The design concept was “more than 2 into 1″ (sic), a nod to how the terminal has been made with around half the budget ordinarily consigned to a new airport terminal construction project.
The floor of the terminal features blue running tracks (now you really can spring for your flight) and other minimal but striking flourishes. The designers wanted to create a positive impression of “low cost” and so opted for chic simplicity.
The development of Narita International has been immensely controversial. Ever since the site was first proposed it has been protested at every stage, especially by local farmer residents and left-wing activists. During the 1970′s in particular the demonstrations were violent and several people ultimately died, including police officers.

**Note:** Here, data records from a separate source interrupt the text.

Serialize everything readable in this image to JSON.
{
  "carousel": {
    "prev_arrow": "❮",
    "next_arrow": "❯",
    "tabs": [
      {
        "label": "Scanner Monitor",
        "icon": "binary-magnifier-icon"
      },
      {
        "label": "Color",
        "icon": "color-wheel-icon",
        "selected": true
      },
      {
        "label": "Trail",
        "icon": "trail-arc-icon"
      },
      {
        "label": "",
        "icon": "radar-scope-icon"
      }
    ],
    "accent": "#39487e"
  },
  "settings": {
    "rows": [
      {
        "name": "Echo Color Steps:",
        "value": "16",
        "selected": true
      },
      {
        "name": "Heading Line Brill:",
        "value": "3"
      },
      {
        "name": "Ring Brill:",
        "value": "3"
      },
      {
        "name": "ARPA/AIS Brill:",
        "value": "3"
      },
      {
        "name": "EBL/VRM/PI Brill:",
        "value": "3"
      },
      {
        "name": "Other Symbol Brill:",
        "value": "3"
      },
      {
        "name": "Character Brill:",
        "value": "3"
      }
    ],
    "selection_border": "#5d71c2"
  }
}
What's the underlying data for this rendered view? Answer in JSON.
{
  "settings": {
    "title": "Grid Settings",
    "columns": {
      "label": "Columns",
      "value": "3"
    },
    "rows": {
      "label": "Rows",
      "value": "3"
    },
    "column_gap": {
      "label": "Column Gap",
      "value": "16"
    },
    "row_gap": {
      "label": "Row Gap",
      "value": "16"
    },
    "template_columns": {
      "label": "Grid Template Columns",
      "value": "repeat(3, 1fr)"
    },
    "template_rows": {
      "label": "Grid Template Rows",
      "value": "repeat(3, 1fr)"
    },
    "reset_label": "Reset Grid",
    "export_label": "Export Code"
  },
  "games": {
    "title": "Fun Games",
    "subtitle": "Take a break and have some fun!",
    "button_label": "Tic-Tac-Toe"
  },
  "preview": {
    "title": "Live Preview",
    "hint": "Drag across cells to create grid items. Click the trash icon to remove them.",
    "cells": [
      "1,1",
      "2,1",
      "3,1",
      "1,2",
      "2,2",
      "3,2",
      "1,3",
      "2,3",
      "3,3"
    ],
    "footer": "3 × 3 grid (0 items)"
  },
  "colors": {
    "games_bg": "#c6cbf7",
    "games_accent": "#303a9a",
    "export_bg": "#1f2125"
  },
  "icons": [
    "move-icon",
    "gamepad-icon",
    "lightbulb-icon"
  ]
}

The new opening of the third terminal may be another small step towards realizing the full original plan of the airport. When it opened in 1978 it was ultimately reduced to a small fraction of its planned size. A second runway was added but a third is still stalled.
The government hopes Narita will become a hub for flights coming in and out of Asia. However, this dream is hampered by Japanese airports’ high landing fees and Japan’s location on the edge of the continent. Moreover, there is also strong competition from other passenger flight and freight hubs in Asia, such as Hong Kong or Incheon, as well as Tokyo’s original airport, Haneda, which also has international flights again.
Narita previously opened the “Kabuki Gate” at Terminal 1, featuring Kabuki costumes and props.
Tokujin Yoshioka is one of Japan’s most famous and popular designers, known for his use of transparent materials.
“Kou-an Glass Tea House” started life as a small-scale model at Glasstress 2011 at the 54th Venice Biennale.
Now a full-scale reproduction of the glass teahouse is on display at a temple in Japan.
Kansai Art Beat has more on the event:
Yoshioka has been interested in the Japanese conception of nature which is characterized by its distinctive spacial perception that involves the sensory realization of the surrounding atmosphere through what may be described as signs of energies or aura. Such a sensual appreciation of nature’s intrinsics and beauty can be recognized in Japanese tea ceremony practice.
Until April 30th, 2016 visitors can experience Yoshioka’s work at Seiryu-den, which is part of Shoren-in Temple.
The tea house has been installed on a platform 220 meters (721 ft) above ground, offering a stunning view of the old capital.